START PROVIDED RECORDS

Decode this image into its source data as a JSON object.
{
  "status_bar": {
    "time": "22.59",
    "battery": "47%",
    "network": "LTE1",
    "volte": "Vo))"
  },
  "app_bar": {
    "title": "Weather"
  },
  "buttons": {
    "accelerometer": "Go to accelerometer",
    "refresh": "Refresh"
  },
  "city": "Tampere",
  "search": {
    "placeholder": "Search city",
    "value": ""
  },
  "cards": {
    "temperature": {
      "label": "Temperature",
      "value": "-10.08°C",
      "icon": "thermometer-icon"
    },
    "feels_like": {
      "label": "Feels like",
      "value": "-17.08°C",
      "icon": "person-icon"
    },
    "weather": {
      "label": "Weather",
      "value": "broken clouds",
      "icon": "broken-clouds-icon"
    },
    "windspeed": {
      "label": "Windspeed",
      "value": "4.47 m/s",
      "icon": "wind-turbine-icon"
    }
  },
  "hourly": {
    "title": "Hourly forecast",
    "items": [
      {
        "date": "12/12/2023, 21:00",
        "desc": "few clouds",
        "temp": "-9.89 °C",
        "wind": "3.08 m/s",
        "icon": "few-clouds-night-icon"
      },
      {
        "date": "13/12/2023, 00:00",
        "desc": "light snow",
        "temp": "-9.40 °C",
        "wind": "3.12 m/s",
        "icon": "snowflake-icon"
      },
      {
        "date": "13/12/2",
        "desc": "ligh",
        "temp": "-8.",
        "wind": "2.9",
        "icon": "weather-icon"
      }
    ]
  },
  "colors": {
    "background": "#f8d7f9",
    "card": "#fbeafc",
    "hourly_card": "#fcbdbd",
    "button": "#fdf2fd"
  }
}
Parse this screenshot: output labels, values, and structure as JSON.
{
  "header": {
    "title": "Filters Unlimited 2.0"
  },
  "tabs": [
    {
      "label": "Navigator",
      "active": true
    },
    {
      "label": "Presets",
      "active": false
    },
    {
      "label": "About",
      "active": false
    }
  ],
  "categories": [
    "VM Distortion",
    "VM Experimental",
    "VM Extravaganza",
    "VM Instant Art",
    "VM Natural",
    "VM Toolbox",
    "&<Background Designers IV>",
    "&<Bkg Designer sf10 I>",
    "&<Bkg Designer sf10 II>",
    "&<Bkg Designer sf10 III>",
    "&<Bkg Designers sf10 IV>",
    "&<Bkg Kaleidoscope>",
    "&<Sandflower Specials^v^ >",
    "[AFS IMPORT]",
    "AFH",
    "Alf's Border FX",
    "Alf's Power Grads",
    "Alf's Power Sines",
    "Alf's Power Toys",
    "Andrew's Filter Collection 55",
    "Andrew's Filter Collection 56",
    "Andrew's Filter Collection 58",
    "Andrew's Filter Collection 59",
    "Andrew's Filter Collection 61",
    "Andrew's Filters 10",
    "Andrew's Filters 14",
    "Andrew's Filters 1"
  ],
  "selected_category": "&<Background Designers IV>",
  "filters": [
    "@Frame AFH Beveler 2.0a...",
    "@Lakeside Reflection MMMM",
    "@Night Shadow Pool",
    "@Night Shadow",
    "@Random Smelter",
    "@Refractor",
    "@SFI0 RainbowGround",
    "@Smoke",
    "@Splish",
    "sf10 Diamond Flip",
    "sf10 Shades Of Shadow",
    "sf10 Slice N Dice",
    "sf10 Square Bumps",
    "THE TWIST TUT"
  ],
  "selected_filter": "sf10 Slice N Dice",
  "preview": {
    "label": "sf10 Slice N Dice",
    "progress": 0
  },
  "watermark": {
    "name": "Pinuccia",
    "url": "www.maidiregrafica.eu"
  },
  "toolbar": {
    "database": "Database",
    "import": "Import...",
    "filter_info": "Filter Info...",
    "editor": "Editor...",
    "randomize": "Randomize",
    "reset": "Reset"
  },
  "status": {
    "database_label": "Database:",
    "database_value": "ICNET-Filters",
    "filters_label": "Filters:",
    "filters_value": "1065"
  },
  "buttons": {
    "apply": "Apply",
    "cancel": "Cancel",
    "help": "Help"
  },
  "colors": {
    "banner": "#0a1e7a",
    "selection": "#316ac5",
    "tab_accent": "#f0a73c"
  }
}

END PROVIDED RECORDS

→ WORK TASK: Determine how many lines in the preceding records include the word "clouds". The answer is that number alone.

→ ANSWER BOX: 4